Military chiefs face bashing in Chilcot Iraq war report, possibly published before Brexit vote

© Atef Hassan
Sir John Chilcot’s massively-delayed Iraq war report could be published before the EU referendum despite government plans to wait until the Brexit question is settled. Sources close to the inquiry say military top brass face harsh criticism.

Cabinet Office minister John Penrose said on Thursday that, since all the vetting on the two-million word document had taken place, there was nothing to stop the report being released before June 23.

The key question, according to a source quoted by the Times, is how criticism will be apportioned across the military, diplomatic and political spheres.

Launched in 2009, the inquiry finished taking evidence in 2011 and has run into serious delays, to the chagrin of MPs, campaigners and the families of those military personnel killed in the 2003 invasion and occupation.

On Friday, it was suggested some of the UK’s most senior military figures at the time could fully expect to receive stinging criticisms.

Commanders are expected to take fire for allowing themselves to be bullied into going to war by then-prime minister Tony Blair’s belligerent Downing Street administration.

Sources with knowledge of the report told the Guardian on Friday the now retired General Sir Mike Jackson, who was head of the army at the time, would be criticized.

General Sir Nicholas Houghton, who in 2003 was in charge of military operations in Iraq, will also be attacked.
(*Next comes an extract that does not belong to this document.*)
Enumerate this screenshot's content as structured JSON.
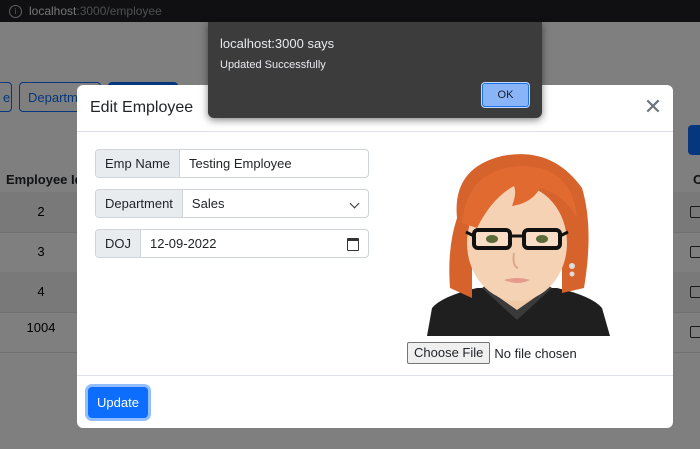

He is still serving and, as current Chief of the Defence Staff, is Britain’s most senior military figure.

The question is what proportion of blame is going to be on the politicians, on the military, and on the civil servants,” another source involved in the inquiry told the Guardian.

In a Commons debate on Thursday, Tory MP David Davis and Labour MP Paul Flynn pushed for publication at the earliest possible point.

Flynn called the delay “wicked and sinful,” while Davis said there “will be an uproar” if there is perceived to be foot-dragging over the report’s publication on the tenuous basis that its findings would impact the outcome of the EU referendum.